Here's where they agree: California faces a worsening housing crisis and the state took some steps last year, but much more needs to be done. Agreeing on those next steps is the hard part.
“Before you know it, you have 50 different people, each with 50 different solutions who will fight to the death to oppose the other 49,” said Ben Metcalf, director of the California Department of Housing and Community Development.
At the 2017 California Economic Summit, a wide range of public, private and civic sector leaders were in the room to create a way forward to solve California's biggest challenges, like that growing affordability crisis. Two of those people at the Summit are featured in our latest video in a series on those challenges, what's happening to solve them, and what's next.
People in the room included those outside of government and working to create change, like Laura Clark, executive director of YIMBY Action, a housing nonprofit group advocating for more home construction in California cities.
“We have booming economies and, instead of being a great thing that we have jobs and opportunity, they have crippled whole regions of California because people have been unwilling to build apartment buildings so that people can come and join those communities,” said Clark.

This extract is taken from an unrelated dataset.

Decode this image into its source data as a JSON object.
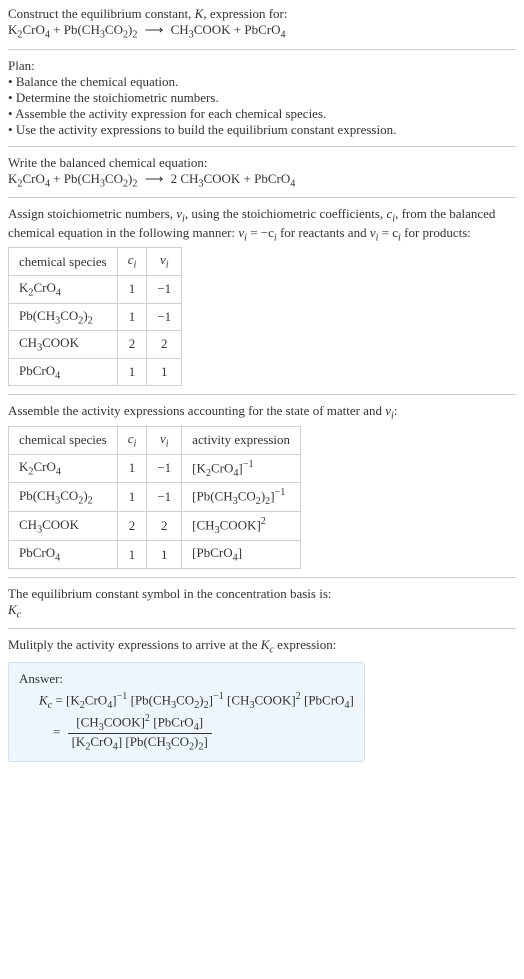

The group seeks to streamline the time it takes to build housing projects, both affordable and market-rate, which can be held up by lengthy approval processes and locals seeking to prevent new housing nearby.
Also at the Summit were California leaders in the public sector working to affect change in the housing picture, like Metcalf. The package of housing bills passed in 2017 represented a step in the right direction, said Metcalf, and shows how middle ground can be found at places like the Summit, co-organized by California Forward and the California Stewardship Network.
More bills and ballot measures are on tap for 2018 and part of the work ahead, added Metcalf, is working with local jurisdictions to make sure they're building more and meeting state-mandated goals.
“There's a funding piece that has to go to the voters next November, SB3 — three-four billion dollar bonds,” said Metcalf. “There are a lot of operational questions related to the other items.”
Clark agreed that the package was a good first step, but more is needed to ensure that denser housing near transit is built so that people in low-income and middle-income families can enter housing markets where there are jobs close by and shorter commutes.
“So while it's not a snap your fingers kind of a solution, we need to take down those barriers,” said Clark. “We need to engage in politics in order to change those laws and make it easier to build housing.”
The 2018 California Economic Summit will take place in Sonoma County this fall and will focus on creating more resiliency in communities across the state, including regions facing disasters and economic problems making challenges like housing affordability even worse.
California's housing crisis will also on the menu this week, when candidates for California's governorship will talk housing affordability at a forum that will be streamed live via Facebook on Thursday January 25.
The forum will accept questions from audience members and is being presented by The Two Hundred and Capital Direct Funding.